------ Supplied records ------

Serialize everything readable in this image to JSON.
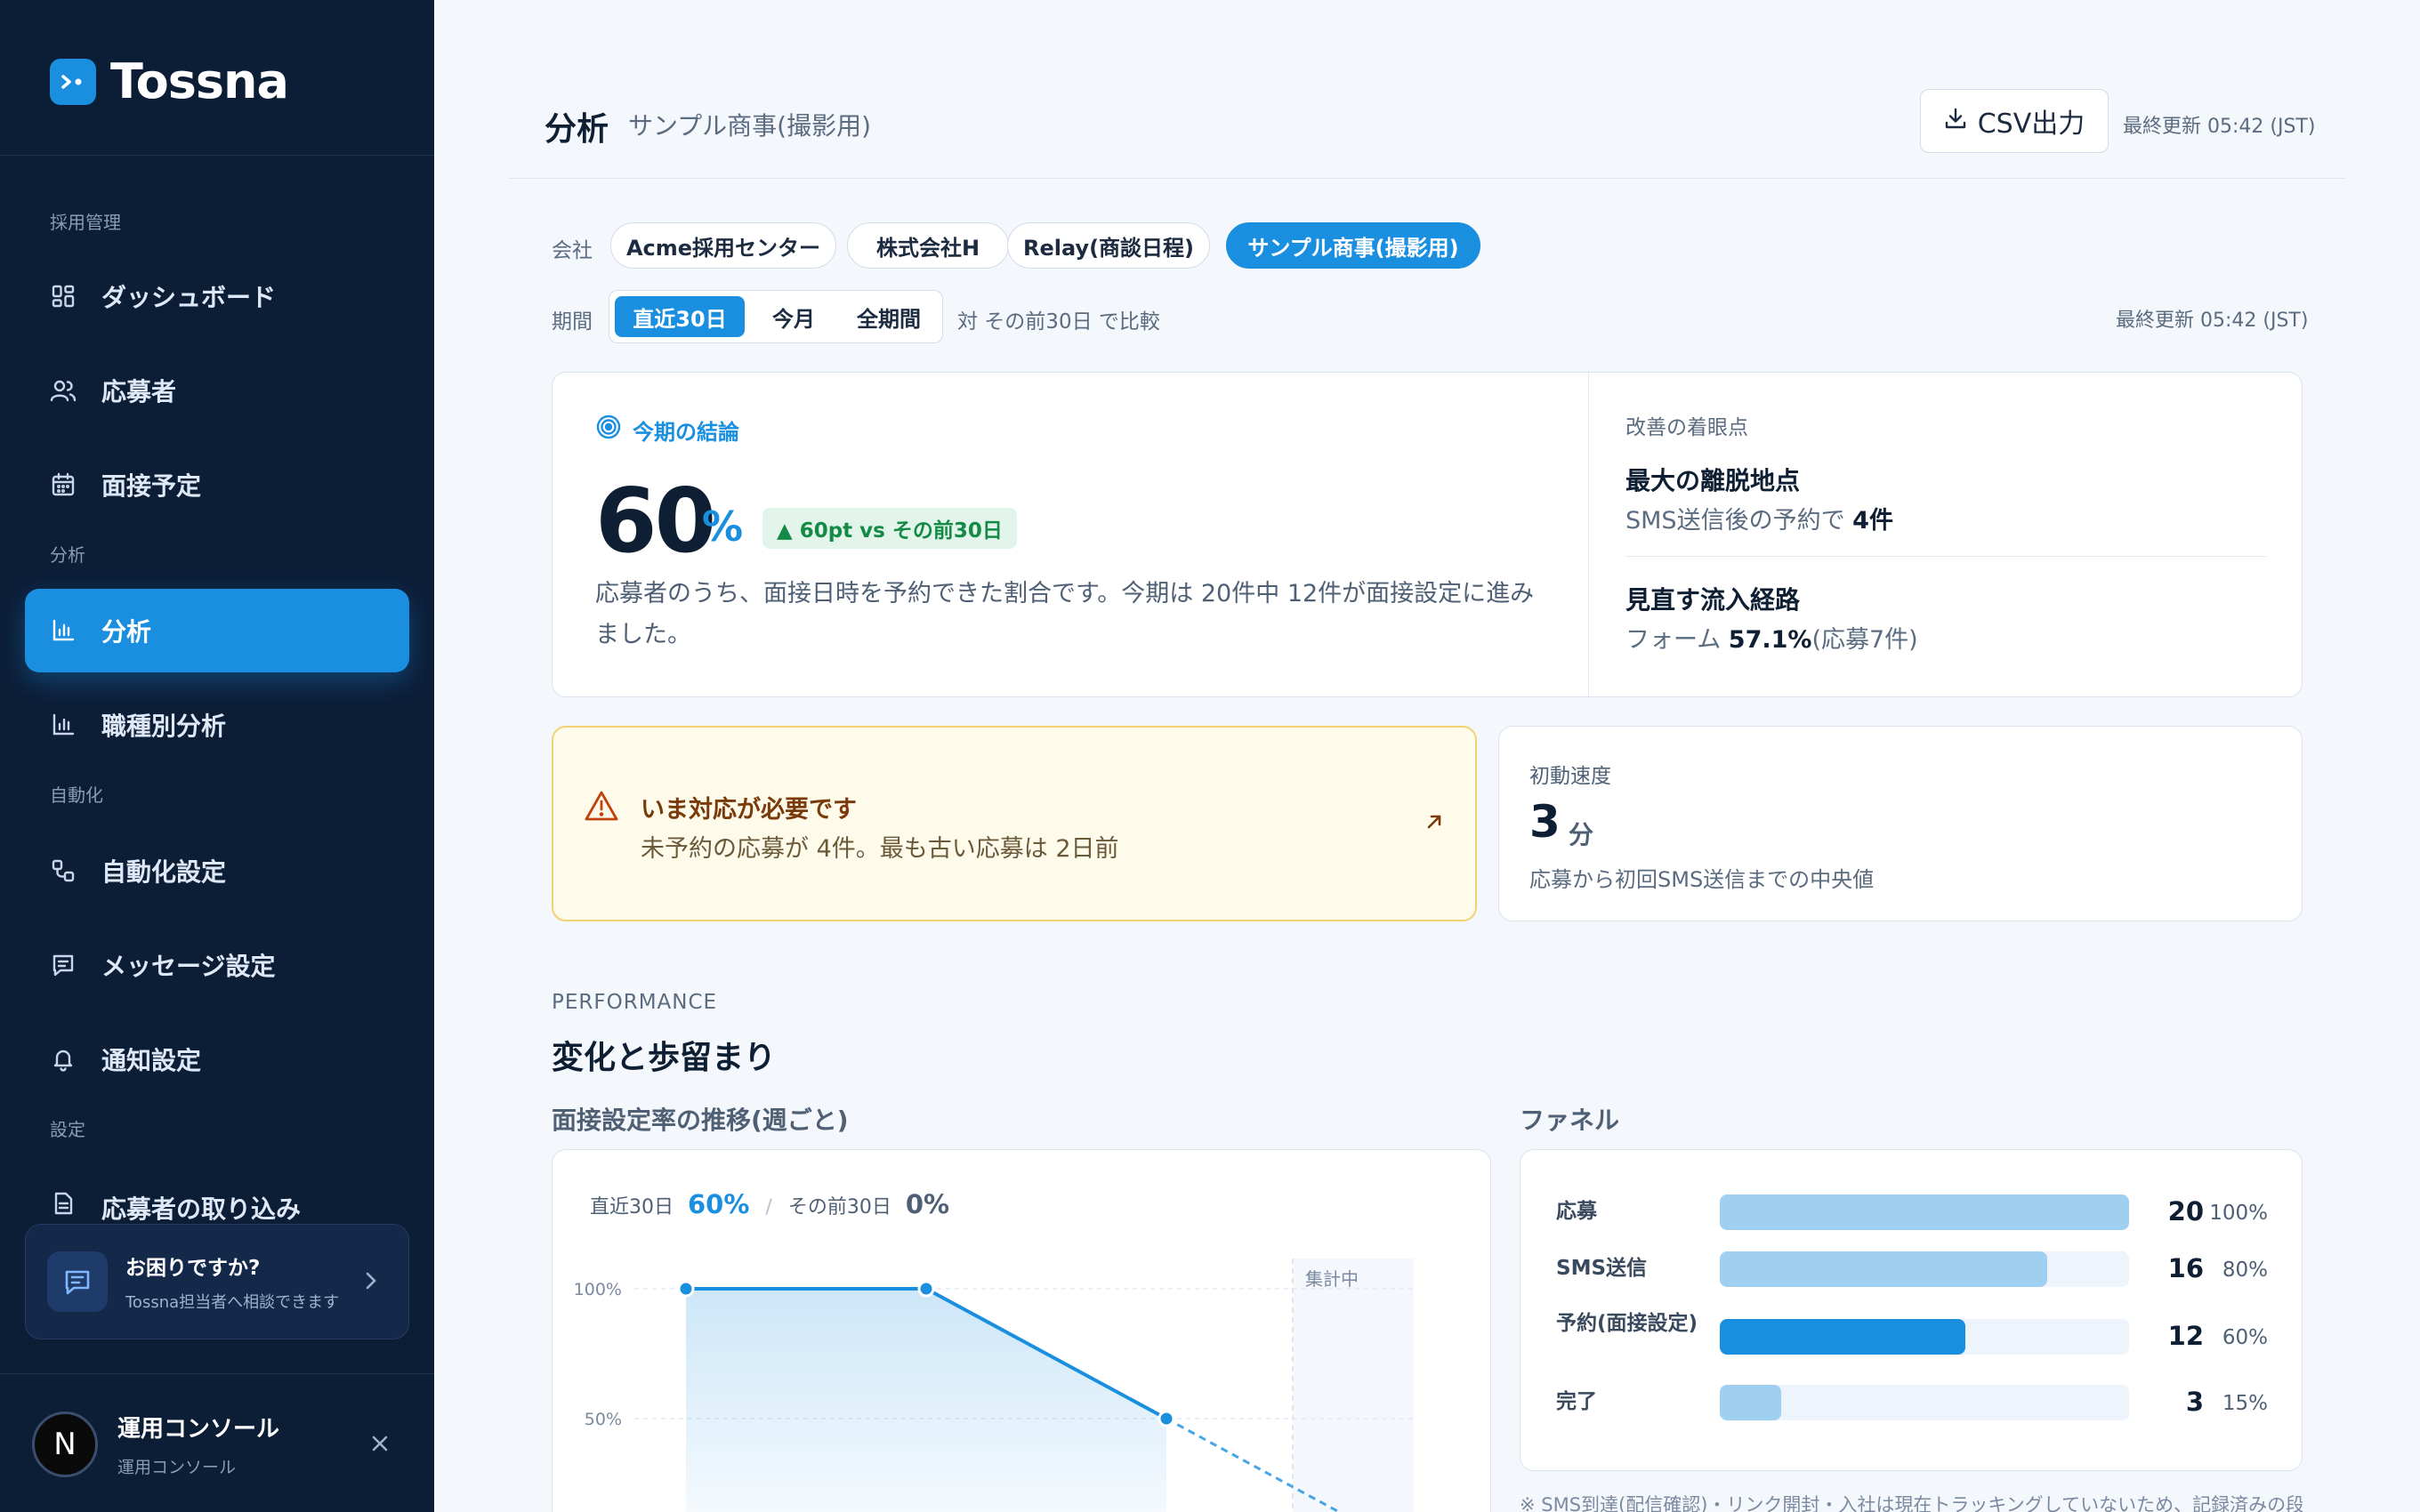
{
  "brand": {
    "name": "Tossna"
  },
  "sidebar": {
    "sections": [
      {
        "label": "採用管理",
        "items": [
          {
            "label": "ダッシュボード",
            "icon": "grid-icon"
          },
          {
            "label": "応募者",
            "icon": "users-icon"
          },
          {
            "label": "面接予定",
            "icon": "calendar-icon"
          }
        ]
      },
      {
        "label": "分析",
        "items": [
          {
            "label": "分析",
            "icon": "bar-chart-icon",
            "active": true
          },
          {
            "label": "職種別分析",
            "icon": "bar-chart-icon"
          }
        ]
      },
      {
        "label": "自動化",
        "items": [
          {
            "label": "自動化設定",
            "icon": "workflow-icon"
          },
          {
            "label": "メッセージ設定",
            "icon": "message-icon"
          },
          {
            "label": "通知設定",
            "icon": "bell-icon"
          }
        ]
      },
      {
        "label": "設定",
        "items": [
          {
            "label": "応募者の取り込み",
            "icon": "file-icon"
          }
        ]
      }
    ],
    "help": {
      "title": "お困りですか?",
      "subtitle": "Tossna担当者へ相談できます"
    },
    "user": {
      "initial": "N",
      "name": "運用コンソール",
      "role": "運用コンソール"
    }
  },
  "header": {
    "title": "分析",
    "subtitle": "サンプル商事(撮影用)",
    "csv_label": "CSV出力",
    "updated": "最終更新 05:42 (JST)"
  },
  "filters": {
    "company_label": "会社",
    "companies": [
      "Acme採用センター",
      "株式会社H",
      "Relay(商談日程)",
      "サンプル商事(撮影用)"
    ],
    "selected_company": "サンプル商事(撮影用)",
    "period_label": "期間",
    "periods": [
      "直近30日",
      "今月",
      "全期間"
    ],
    "selected_period": "直近30日",
    "compare_text": "対 その前30日 で比較",
    "updated": "最終更新 05:42 (JST)"
  },
  "kpi": {
    "tag": "今期の結論",
    "value": "60",
    "unit": "%",
    "delta": "▲ 60pt vs その前30日",
    "description": "応募者のうち、面接日時を予約できた割合です。今期は 20件中 12件が面接設定に進みました。",
    "focus_title": "改善の着眼点",
    "focus1_title": "最大の離脱地点",
    "focus1_text": "SMS送信後の予約で",
    "focus1_value": "4件",
    "focus2_title": "見直す流入経路",
    "focus2_text": "フォーム",
    "focus2_value": "57.1%",
    "focus2_suffix": "(応募7件)"
  },
  "alert": {
    "title": "いま対応が必要です",
    "description": "未予約の応募が 4件。最も古い応募は 2日前"
  },
  "speed": {
    "title": "初動速度",
    "value": "3",
    "unit": "分",
    "description": "応募から初回SMS送信までの中央値"
  },
  "performance": {
    "eyebrow": "PERFORMANCE",
    "title": "変化と歩留まり",
    "trend_title": "面接設定率の推移(週ごと)",
    "funnel_title": "ファネル"
  },
  "chart_data": {
    "type": "line",
    "title": "面接設定率の推移(週ごと)",
    "summary": {
      "current_label": "直近30日",
      "current_value": "60%",
      "previous_label": "その前30日",
      "previous_value": "0%"
    },
    "y_ticks": [
      "100%",
      "50%"
    ],
    "ylim": [
      0,
      100
    ],
    "series": [
      {
        "values": [
          100,
          100,
          50,
          0
        ],
        "partial_from_index": 2
      }
    ],
    "in_progress_label": "集計中",
    "colors": {
      "line": "#1a8fe0"
    }
  },
  "funnel": {
    "rows": [
      {
        "label": "応募",
        "count": "20",
        "pct": "100%",
        "fraction": 1.0,
        "color": "#9fd0f2"
      },
      {
        "label": "SMS送信",
        "count": "16",
        "pct": "80%",
        "fraction": 0.8,
        "color": "#9fd0f2"
      },
      {
        "label": "予約(面接設定)",
        "count": "12",
        "pct": "60%",
        "fraction": 0.6,
        "color": "#1a8fe0"
      },
      {
        "label": "完了",
        "count": "3",
        "pct": "15%",
        "fraction": 0.15,
        "color": "#9fd0f2"
      }
    ],
    "note": "※ SMS到達(配信確認)・リンク開封・入社は現在トラッキングしていないため、記録済みの段階"
  }
}
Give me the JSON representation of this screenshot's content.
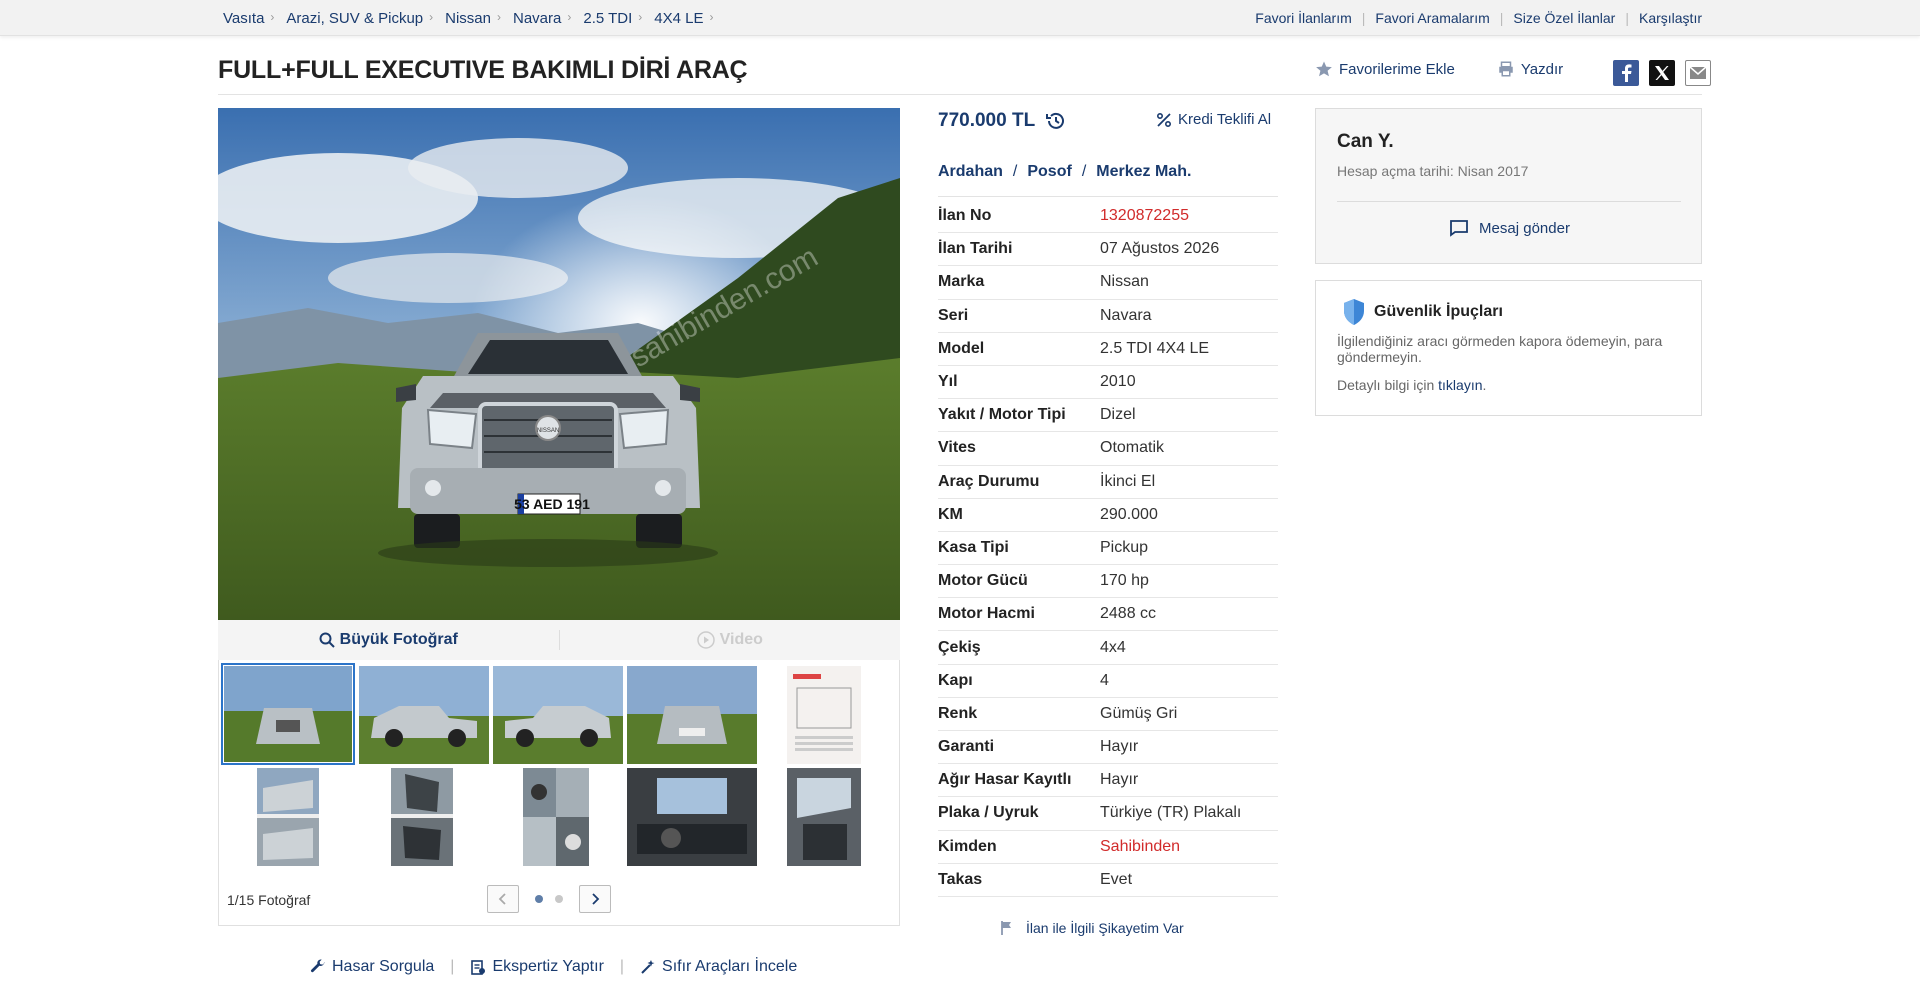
{
  "breadcrumb": [
    "Vasıta",
    "Arazi, SUV & Pickup",
    "Nissan",
    "Navara",
    "2.5 TDI",
    "4X4 LE"
  ],
  "top_links": [
    "Favori İlanlarım",
    "Favori Aramalarım",
    "Size Özel İlanlar",
    "Karşılaştır"
  ],
  "title": "FULL+FULL EXECUTIVE BAKIMLI DİRİ ARAÇ",
  "actions": {
    "favorite": "Favorilerime Ekle",
    "print": "Yazdır"
  },
  "gallery": {
    "large_photo": "Büyük Fotoğraf",
    "video": "Video",
    "counter": "1/15 Fotoğraf",
    "plate": "53 AED 191",
    "watermark": "sahibinden.com",
    "brand": "NISSAN"
  },
  "price": {
    "value": "770.000 TL",
    "loan": "Kredi Teklifi Al"
  },
  "location": [
    "Ardahan",
    "Posof",
    "Merkez Mah."
  ],
  "specs": [
    {
      "label": "İlan No",
      "value": "1320872255",
      "highlight": true
    },
    {
      "label": "İlan Tarihi",
      "value": "07 Ağustos 2026"
    },
    {
      "label": "Marka",
      "value": "Nissan"
    },
    {
      "label": "Seri",
      "value": "Navara"
    },
    {
      "label": "Model",
      "value": "2.5 TDI 4X4 LE"
    },
    {
      "label": "Yıl",
      "value": "2010"
    },
    {
      "label": "Yakıt / Motor Tipi",
      "value": "Dizel"
    },
    {
      "label": "Vites",
      "value": "Otomatik"
    },
    {
      "label": "Araç Durumu",
      "value": "İkinci El"
    },
    {
      "label": "KM",
      "value": "290.000"
    },
    {
      "label": "Kasa Tipi",
      "value": "Pickup"
    },
    {
      "label": "Motor Gücü",
      "value": "170 hp"
    },
    {
      "label": "Motor Hacmi",
      "value": "2488 cc"
    },
    {
      "label": "Çekiş",
      "value": "4x4"
    },
    {
      "label": "Kapı",
      "value": "4"
    },
    {
      "label": "Renk",
      "value": "Gümüş Gri"
    },
    {
      "label": "Garanti",
      "value": "Hayır"
    },
    {
      "label": "Ağır Hasar Kayıtlı",
      "value": "Hayır"
    },
    {
      "label": "Plaka / Uyruk",
      "value": "Türkiye (TR) Plakalı"
    },
    {
      "label": "Kimden",
      "value": "Sahibinden",
      "highlight": true
    },
    {
      "label": "Takas",
      "value": "Evet"
    }
  ],
  "complaint": "İlan ile İlgili Şikayetim Var",
  "bottom_links": [
    "Hasar Sorgula",
    "Ekspertiz Yaptır",
    "Sıfır Araçları İncele"
  ],
  "seller": {
    "name": "Can Y.",
    "since": "Hesap açma tarihi: Nisan 2017",
    "message": "Mesaj gönder"
  },
  "safety": {
    "title": "Güvenlik İpuçları",
    "text": "İlgilendiğiniz aracı görmeden kapora ödemeyin, para göndermeyin.",
    "more_prefix": "Detaylı bilgi için",
    "more_link": "tıklayın",
    "more_suffix": "."
  },
  "colors": {
    "link": "#1a3b6e",
    "red": "#d12b2b",
    "active_border": "#2c74c8"
  }
}
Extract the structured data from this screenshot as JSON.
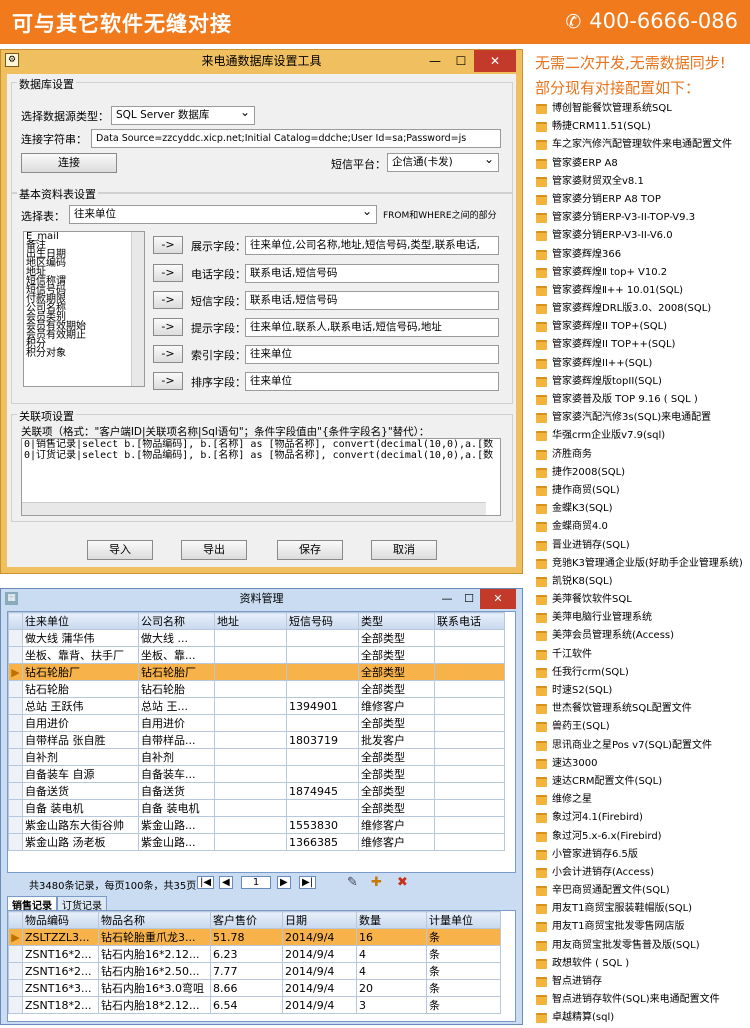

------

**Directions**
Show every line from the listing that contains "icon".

**Exercise answer**
            "icon": "grid-icon"
            "icon": "users-icon"
            "icon": "calendar-icon"
            "icon": "bar-chart-icon",
            "icon": "bar-chart-icon"
            "icon": "workflow-icon"
            "icon": "message-icon"
            "icon": "bell-icon"
            "icon": "file-icon"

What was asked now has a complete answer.